Look through the lines below for the word "edit", and copy every line that has it.

* Study material:
====

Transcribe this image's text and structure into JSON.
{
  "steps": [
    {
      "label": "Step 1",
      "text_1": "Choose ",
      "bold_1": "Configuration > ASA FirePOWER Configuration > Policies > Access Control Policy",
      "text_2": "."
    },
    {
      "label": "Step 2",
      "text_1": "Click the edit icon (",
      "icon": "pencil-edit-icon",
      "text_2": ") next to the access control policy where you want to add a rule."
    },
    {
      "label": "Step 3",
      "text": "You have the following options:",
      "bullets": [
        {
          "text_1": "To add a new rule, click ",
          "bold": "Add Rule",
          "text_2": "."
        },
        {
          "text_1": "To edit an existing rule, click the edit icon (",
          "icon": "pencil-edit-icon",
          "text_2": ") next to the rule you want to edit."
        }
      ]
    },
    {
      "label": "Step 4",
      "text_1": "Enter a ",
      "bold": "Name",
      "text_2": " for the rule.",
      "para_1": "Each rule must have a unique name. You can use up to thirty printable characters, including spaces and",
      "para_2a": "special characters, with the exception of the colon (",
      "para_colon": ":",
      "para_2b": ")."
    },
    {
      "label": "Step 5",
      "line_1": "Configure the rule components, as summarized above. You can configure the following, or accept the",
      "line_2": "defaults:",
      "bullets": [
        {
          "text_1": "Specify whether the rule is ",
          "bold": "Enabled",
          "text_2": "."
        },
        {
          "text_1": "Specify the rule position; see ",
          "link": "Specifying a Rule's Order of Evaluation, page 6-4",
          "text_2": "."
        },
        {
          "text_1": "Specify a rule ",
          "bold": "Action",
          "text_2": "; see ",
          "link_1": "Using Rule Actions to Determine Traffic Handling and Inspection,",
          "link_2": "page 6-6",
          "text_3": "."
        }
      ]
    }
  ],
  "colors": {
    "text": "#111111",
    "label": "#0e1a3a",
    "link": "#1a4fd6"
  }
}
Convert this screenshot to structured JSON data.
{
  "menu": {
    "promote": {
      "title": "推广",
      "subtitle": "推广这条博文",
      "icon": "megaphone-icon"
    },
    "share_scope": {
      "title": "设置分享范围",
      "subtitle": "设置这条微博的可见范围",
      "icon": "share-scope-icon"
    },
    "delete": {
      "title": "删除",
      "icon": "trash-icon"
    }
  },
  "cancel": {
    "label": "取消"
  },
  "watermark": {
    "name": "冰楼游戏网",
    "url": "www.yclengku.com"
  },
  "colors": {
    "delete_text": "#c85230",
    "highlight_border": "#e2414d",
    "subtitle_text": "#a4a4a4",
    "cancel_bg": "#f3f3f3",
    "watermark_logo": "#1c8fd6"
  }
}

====

* Task output:
      "text_1": "Click the edit icon (",
      "icon": "pencil-edit-icon",
          "text_1": "To edit an existing rule, click the edit icon (",
          "icon": "pencil-edit-icon",
          "text_2": ") next to the rule you want to edit."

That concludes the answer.